WHAT YOU ARE ASKED TO DO
The lines you return must be all those in the data that hold the string "JSON".

Dataset rows describing interfaces
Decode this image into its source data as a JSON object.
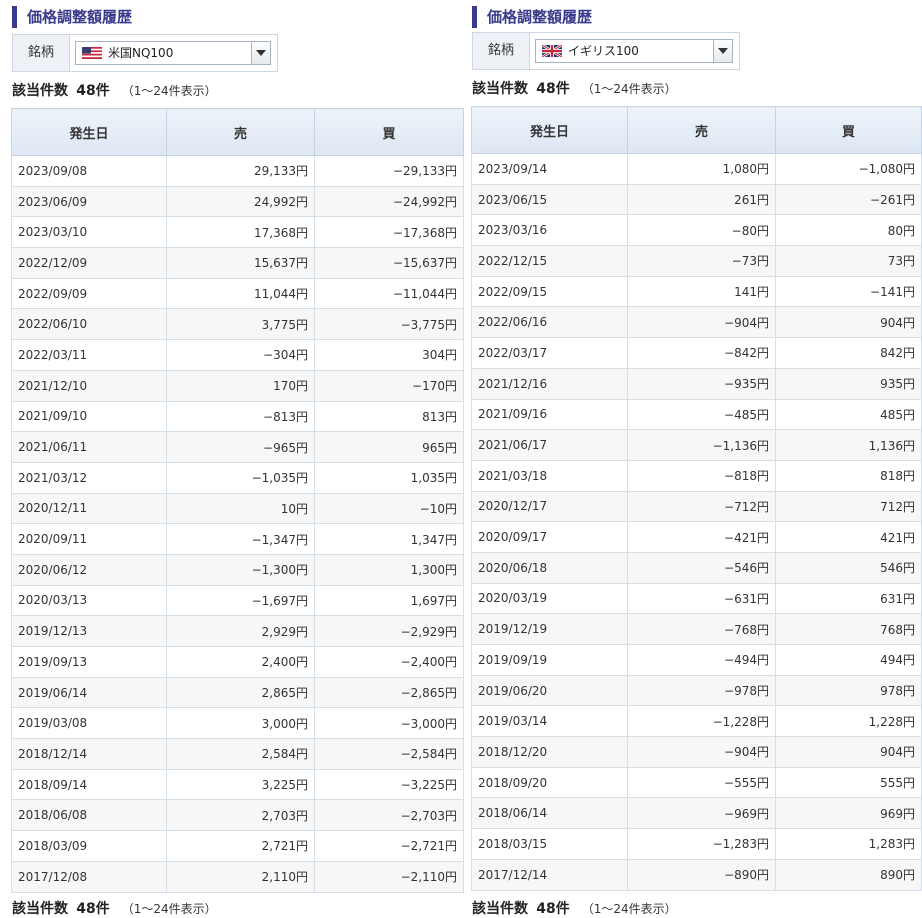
{
  "left": {
    "title": "価格調整額履歴",
    "symbol_label": "銘柄",
    "symbol": "米国NQ100",
    "flag_icon": "us-flag-icon",
    "count_label": "該当件数",
    "count_value": "48件",
    "count_range": "（1～24件表示）",
    "headers": [
      "発生日",
      "売",
      "買"
    ],
    "rows": [
      [
        "2023/09/08",
        "29,133円",
        "−29,133円"
      ],
      [
        "2023/06/09",
        "24,992円",
        "−24,992円"
      ],
      [
        "2023/03/10",
        "17,368円",
        "−17,368円"
      ],
      [
        "2022/12/09",
        "15,637円",
        "−15,637円"
      ],
      [
        "2022/09/09",
        "11,044円",
        "−11,044円"
      ],
      [
        "2022/06/10",
        "3,775円",
        "−3,775円"
      ],
      [
        "2022/03/11",
        "−304円",
        "304円"
      ],
      [
        "2021/12/10",
        "170円",
        "−170円"
      ],
      [
        "2021/09/10",
        "−813円",
        "813円"
      ],
      [
        "2021/06/11",
        "−965円",
        "965円"
      ],
      [
        "2021/03/12",
        "−1,035円",
        "1,035円"
      ],
      [
        "2020/12/11",
        "10円",
        "−10円"
      ],
      [
        "2020/09/11",
        "−1,347円",
        "1,347円"
      ],
      [
        "2020/06/12",
        "−1,300円",
        "1,300円"
      ],
      [
        "2020/03/13",
        "−1,697円",
        "1,697円"
      ],
      [
        "2019/12/13",
        "2,929円",
        "−2,929円"
      ],
      [
        "2019/09/13",
        "2,400円",
        "−2,400円"
      ],
      [
        "2019/06/14",
        "2,865円",
        "−2,865円"
      ],
      [
        "2019/03/08",
        "3,000円",
        "−3,000円"
      ],
      [
        "2018/12/14",
        "2,584円",
        "−2,584円"
      ],
      [
        "2018/09/14",
        "3,225円",
        "−3,225円"
      ],
      [
        "2018/06/08",
        "2,703円",
        "−2,703円"
      ],
      [
        "2018/03/09",
        "2,721円",
        "−2,721円"
      ],
      [
        "2017/12/08",
        "2,110円",
        "−2,110円"
      ]
    ]
  },
  "right": {
    "title": "価格調整額履歴",
    "symbol_label": "銘柄",
    "symbol": "イギリス100",
    "flag_icon": "uk-flag-icon",
    "count_label": "該当件数",
    "count_value": "48件",
    "count_range": "（1～24件表示）",
    "headers": [
      "発生日",
      "売",
      "買"
    ],
    "rows": [
      [
        "2023/09/14",
        "1,080円",
        "−1,080円"
      ],
      [
        "2023/06/15",
        "261円",
        "−261円"
      ],
      [
        "2023/03/16",
        "−80円",
        "80円"
      ],
      [
        "2022/12/15",
        "−73円",
        "73円"
      ],
      [
        "2022/09/15",
        "141円",
        "−141円"
      ],
      [
        "2022/06/16",
        "−904円",
        "904円"
      ],
      [
        "2022/03/17",
        "−842円",
        "842円"
      ],
      [
        "2021/12/16",
        "−935円",
        "935円"
      ],
      [
        "2021/09/16",
        "−485円",
        "485円"
      ],
      [
        "2021/06/17",
        "−1,136円",
        "1,136円"
      ],
      [
        "2021/03/18",
        "−818円",
        "818円"
      ],
      [
        "2020/12/17",
        "−712円",
        "712円"
      ],
      [
        "2020/09/17",
        "−421円",
        "421円"
      ],
      [
        "2020/06/18",
        "−546円",
        "546円"
      ],
      [
        "2020/03/19",
        "−631円",
        "631円"
      ],
      [
        "2019/12/19",
        "−768円",
        "768円"
      ],
      [
        "2019/09/19",
        "−494円",
        "494円"
      ],
      [
        "2019/06/20",
        "−978円",
        "978円"
      ],
      [
        "2019/03/14",
        "−1,228円",
        "1,228円"
      ],
      [
        "2018/12/20",
        "−904円",
        "904円"
      ],
      [
        "2018/09/20",
        "−555円",
        "555円"
      ],
      [
        "2018/06/14",
        "−969円",
        "969円"
      ],
      [
        "2018/03/15",
        "−1,283円",
        "1,283円"
      ],
      [
        "2017/12/14",
        "−890円",
        "890円"
      ]
    ]
  }
}
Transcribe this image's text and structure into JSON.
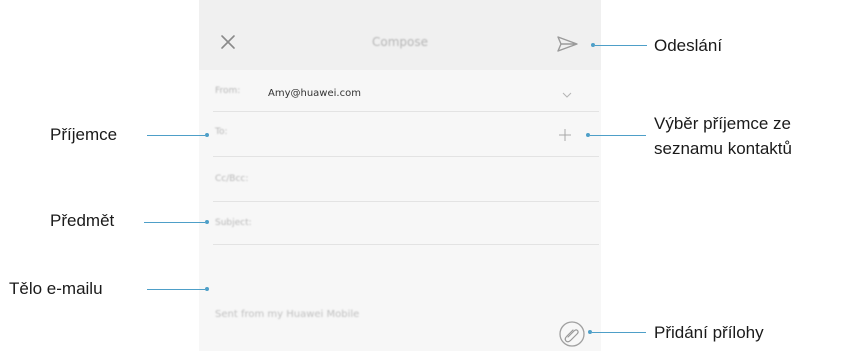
{
  "screen": {
    "title": "Compose",
    "from_label": "From:",
    "from_value": "Amy@huawei.com",
    "to_label": "To:",
    "cc_label": "Cc/Bcc:",
    "subject_label": "Subject:",
    "signature": "Sent from my Huawei Mobile"
  },
  "callouts": {
    "send": "Odeslání",
    "recipient": "Příjemce",
    "pick_line1": "Výběr příjemce ze",
    "pick_line2": "seznamu kontaktů",
    "subject": "Předmět",
    "body": "Tělo e-mailu",
    "attach": "Přidání přílohy"
  },
  "colors": {
    "accent_line": "#4e9fc8",
    "toolbar_bg": "#f0f0f0",
    "screen_bg": "#f7f7f7"
  },
  "icons": {
    "close": "close-icon",
    "send": "send-icon",
    "from_expand": "chevron-down-icon",
    "add_contact": "plus-icon",
    "attach": "paperclip-icon"
  }
}
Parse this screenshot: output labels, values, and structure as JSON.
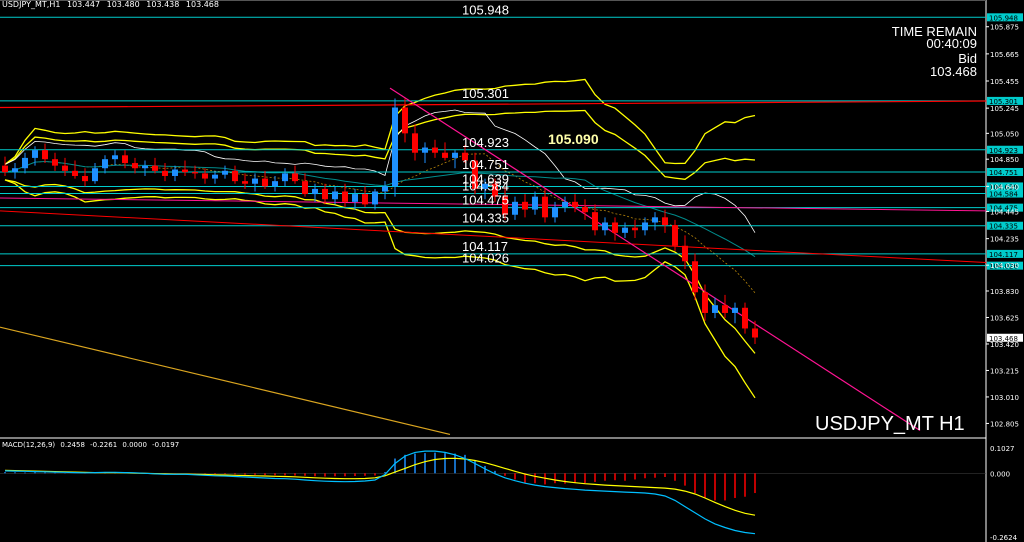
{
  "header": {
    "symbol_tf": "USDJPY_MT,H1",
    "open": "103.447",
    "high": "103.480",
    "low": "103.438",
    "close": "103.468"
  },
  "info_panel": {
    "time_remain_label": "TIME REMAIN",
    "time_remain_value": "00:40:09",
    "bid_label": "Bid",
    "bid_value": "103.468"
  },
  "watermark": "USDJPY_MT H1",
  "macd_header": {
    "name": "MACD(12,26,9)",
    "v1": "0.2458",
    "v2": "-0.2261",
    "v3": "0.0000",
    "v4": "-0.0197"
  },
  "colors": {
    "background": "#000000",
    "bull_candle": "#1e90ff",
    "bear_candle": "#ff0000",
    "bollinger": "#ffff00",
    "level_line": "#00cccc",
    "trend_line": "#ff1493",
    "red_line": "#ff0000",
    "macd_signal": "#ffff00",
    "macd_line": "#00bfff"
  },
  "chart_data": {
    "type": "candlestick",
    "symbol": "USDJPY_MT",
    "timeframe": "H1",
    "ylim": [
      102.7,
      106.02
    ],
    "price_axis_ticks": [
      "105.875",
      "105.665",
      "105.455",
      "105.245",
      "105.050",
      "104.850",
      "104.640",
      "104.445",
      "104.235",
      "104.030",
      "103.830",
      "103.625",
      "103.420",
      "103.215",
      "103.010",
      "102.805"
    ],
    "level_lines": [
      {
        "price": 105.948,
        "label": "105.948"
      },
      {
        "price": 105.301,
        "label": "105.301"
      },
      {
        "price": 104.923,
        "label": "104.923"
      },
      {
        "price": 104.751,
        "label": "104.751"
      },
      {
        "price": 104.639,
        "label": "104.639"
      },
      {
        "price": 104.584,
        "label": "104.584"
      },
      {
        "price": 104.475,
        "label": "104.475"
      },
      {
        "price": 104.335,
        "label": "104.335"
      },
      {
        "price": 104.117,
        "label": "104.117"
      },
      {
        "price": 104.026,
        "label": "104.026"
      }
    ],
    "highlight_label": "105.090",
    "current_price": "103.468",
    "candles": [
      [
        104.8,
        104.87,
        104.72,
        104.75
      ],
      [
        104.75,
        104.82,
        104.7,
        104.78
      ],
      [
        104.78,
        104.9,
        104.74,
        104.86
      ],
      [
        104.86,
        104.95,
        104.8,
        104.92
      ],
      [
        104.92,
        104.97,
        104.82,
        104.85
      ],
      [
        104.85,
        104.9,
        104.76,
        104.8
      ],
      [
        104.8,
        104.86,
        104.72,
        104.76
      ],
      [
        104.76,
        104.84,
        104.7,
        104.72
      ],
      [
        104.72,
        104.78,
        104.64,
        104.68
      ],
      [
        104.68,
        104.82,
        104.66,
        104.78
      ],
      [
        104.78,
        104.88,
        104.74,
        104.85
      ],
      [
        104.85,
        104.92,
        104.8,
        104.88
      ],
      [
        104.88,
        104.92,
        104.78,
        104.82
      ],
      [
        104.82,
        104.86,
        104.74,
        104.78
      ],
      [
        104.78,
        104.84,
        104.72,
        104.8
      ],
      [
        104.8,
        104.86,
        104.74,
        104.76
      ],
      [
        104.76,
        104.82,
        104.68,
        104.72
      ],
      [
        104.72,
        104.8,
        104.68,
        104.77
      ],
      [
        104.77,
        104.84,
        104.72,
        104.75
      ],
      [
        104.75,
        104.8,
        104.7,
        104.74
      ],
      [
        104.74,
        104.78,
        104.66,
        104.7
      ],
      [
        104.7,
        104.76,
        104.66,
        104.73
      ],
      [
        104.73,
        104.8,
        104.7,
        104.76
      ],
      [
        104.76,
        104.8,
        104.66,
        104.68
      ],
      [
        104.68,
        104.74,
        104.62,
        104.66
      ],
      [
        104.66,
        104.74,
        104.6,
        104.7
      ],
      [
        104.7,
        104.76,
        104.62,
        104.64
      ],
      [
        104.64,
        104.72,
        104.6,
        104.68
      ],
      [
        104.68,
        104.78,
        104.64,
        104.74
      ],
      [
        104.74,
        104.8,
        104.66,
        104.68
      ],
      [
        104.68,
        104.74,
        104.56,
        104.58
      ],
      [
        104.58,
        104.66,
        104.52,
        104.62
      ],
      [
        104.62,
        104.66,
        104.5,
        104.54
      ],
      [
        104.54,
        104.64,
        104.5,
        104.6
      ],
      [
        104.6,
        104.66,
        104.48,
        104.52
      ],
      [
        104.52,
        104.62,
        104.46,
        104.58
      ],
      [
        104.58,
        104.64,
        104.48,
        104.5
      ],
      [
        104.5,
        104.62,
        104.46,
        104.6
      ],
      [
        104.6,
        104.68,
        104.54,
        104.64
      ],
      [
        104.64,
        105.32,
        104.56,
        105.25
      ],
      [
        105.25,
        105.32,
        104.98,
        105.05
      ],
      [
        105.05,
        105.12,
        104.84,
        104.9
      ],
      [
        104.9,
        104.98,
        104.82,
        104.94
      ],
      [
        104.94,
        105.0,
        104.86,
        104.9
      ],
      [
        104.9,
        104.98,
        104.84,
        104.86
      ],
      [
        104.86,
        104.92,
        104.78,
        104.9
      ],
      [
        104.9,
        104.96,
        104.82,
        104.84
      ],
      [
        104.84,
        104.9,
        104.58,
        104.62
      ],
      [
        104.62,
        104.7,
        104.54,
        104.66
      ],
      [
        104.66,
        104.7,
        104.52,
        104.56
      ],
      [
        104.56,
        104.64,
        104.38,
        104.42
      ],
      [
        104.42,
        104.56,
        104.38,
        104.52
      ],
      [
        104.52,
        104.58,
        104.4,
        104.46
      ],
      [
        104.46,
        104.6,
        104.42,
        104.56
      ],
      [
        104.56,
        104.62,
        104.36,
        104.4
      ],
      [
        104.4,
        104.52,
        104.36,
        104.48
      ],
      [
        104.48,
        104.56,
        104.44,
        104.52
      ],
      [
        104.52,
        104.58,
        104.44,
        104.48
      ],
      [
        104.48,
        104.54,
        104.38,
        104.44
      ],
      [
        104.44,
        104.5,
        104.26,
        104.3
      ],
      [
        104.3,
        104.4,
        104.26,
        104.36
      ],
      [
        104.36,
        104.4,
        104.22,
        104.28
      ],
      [
        104.28,
        104.36,
        104.24,
        104.32
      ],
      [
        104.32,
        104.38,
        104.24,
        104.3
      ],
      [
        104.3,
        104.4,
        104.26,
        104.36
      ],
      [
        104.36,
        104.44,
        104.3,
        104.4
      ],
      [
        104.4,
        104.46,
        104.28,
        104.34
      ],
      [
        104.34,
        104.38,
        104.14,
        104.18
      ],
      [
        104.18,
        104.26,
        104.0,
        104.06
      ],
      [
        104.06,
        104.12,
        103.76,
        103.82
      ],
      [
        103.82,
        103.88,
        103.6,
        103.66
      ],
      [
        103.66,
        103.78,
        103.62,
        103.72
      ],
      [
        103.72,
        103.8,
        103.62,
        103.66
      ],
      [
        103.66,
        103.74,
        103.58,
        103.7
      ],
      [
        103.7,
        103.74,
        103.5,
        103.54
      ],
      [
        103.54,
        103.6,
        103.42,
        103.47
      ]
    ],
    "macd": {
      "ylim": [
        -0.2624,
        0.1027
      ],
      "ticks": [
        "0.1027",
        "0.000",
        "-0.2624"
      ],
      "histogram": [
        0.005,
        0.004,
        0.003,
        0.004,
        0.003,
        0.002,
        0.001,
        0.0,
        -0.001,
        0.001,
        0.002,
        0.003,
        0.002,
        0.001,
        0.0,
        -0.001,
        -0.002,
        -0.001,
        0.0,
        -0.001,
        -0.002,
        -0.003,
        -0.003,
        -0.004,
        -0.005,
        -0.006,
        -0.007,
        -0.008,
        -0.008,
        -0.009,
        -0.01,
        -0.012,
        -0.013,
        -0.012,
        -0.012,
        -0.011,
        -0.01,
        -0.009,
        0.005,
        0.06,
        0.075,
        0.08,
        0.082,
        0.084,
        0.082,
        0.08,
        0.075,
        0.05,
        0.03,
        0.01,
        -0.01,
        -0.025,
        -0.04,
        -0.04,
        -0.045,
        -0.04,
        -0.042,
        -0.038,
        -0.04,
        -0.035,
        -0.03,
        -0.028,
        -0.03,
        -0.025,
        -0.02,
        -0.018,
        -0.015,
        -0.03,
        -0.05,
        -0.08,
        -0.1,
        -0.11,
        -0.11,
        -0.1,
        -0.095,
        -0.08
      ],
      "signal": [
        0.012,
        0.011,
        0.01,
        0.009,
        0.008,
        0.007,
        0.006,
        0.005,
        0.004,
        0.003,
        0.003,
        0.003,
        0.002,
        0.001,
        0.0,
        -0.001,
        -0.002,
        -0.003,
        -0.003,
        -0.004,
        -0.005,
        -0.006,
        -0.007,
        -0.008,
        -0.009,
        -0.01,
        -0.011,
        -0.012,
        -0.013,
        -0.014,
        -0.016,
        -0.018,
        -0.02,
        -0.021,
        -0.022,
        -0.022,
        -0.021,
        -0.018,
        -0.01,
        0.005,
        0.02,
        0.035,
        0.047,
        0.056,
        0.06,
        0.061,
        0.058,
        0.052,
        0.043,
        0.032,
        0.02,
        0.008,
        -0.003,
        -0.012,
        -0.02,
        -0.027,
        -0.033,
        -0.038,
        -0.042,
        -0.045,
        -0.048,
        -0.05,
        -0.052,
        -0.054,
        -0.056,
        -0.058,
        -0.06,
        -0.064,
        -0.072,
        -0.084,
        -0.1,
        -0.118,
        -0.135,
        -0.15,
        -0.162,
        -0.17
      ],
      "macd_line": [
        0.01,
        0.009,
        0.008,
        0.007,
        0.006,
        0.005,
        0.004,
        0.003,
        0.002,
        0.003,
        0.004,
        0.004,
        0.003,
        0.002,
        0.0,
        -0.002,
        -0.004,
        -0.004,
        -0.004,
        -0.006,
        -0.008,
        -0.01,
        -0.011,
        -0.013,
        -0.015,
        -0.017,
        -0.019,
        -0.021,
        -0.022,
        -0.024,
        -0.027,
        -0.03,
        -0.032,
        -0.033,
        -0.034,
        -0.033,
        -0.031,
        -0.027,
        -0.005,
        0.04,
        0.07,
        0.085,
        0.09,
        0.09,
        0.085,
        0.075,
        0.06,
        0.04,
        0.018,
        -0.002,
        -0.018,
        -0.03,
        -0.04,
        -0.048,
        -0.054,
        -0.058,
        -0.062,
        -0.065,
        -0.068,
        -0.07,
        -0.072,
        -0.074,
        -0.076,
        -0.078,
        -0.08,
        -0.084,
        -0.092,
        -0.11,
        -0.135,
        -0.16,
        -0.185,
        -0.205,
        -0.22,
        -0.232,
        -0.24,
        -0.245
      ]
    }
  }
}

RESULT FOR THIS TASK
Decode this image into its source data as a JSON object.
Transcribe this image's text and structure into JSON.
Parse this screenshot: output labels, values, and structure as JSON.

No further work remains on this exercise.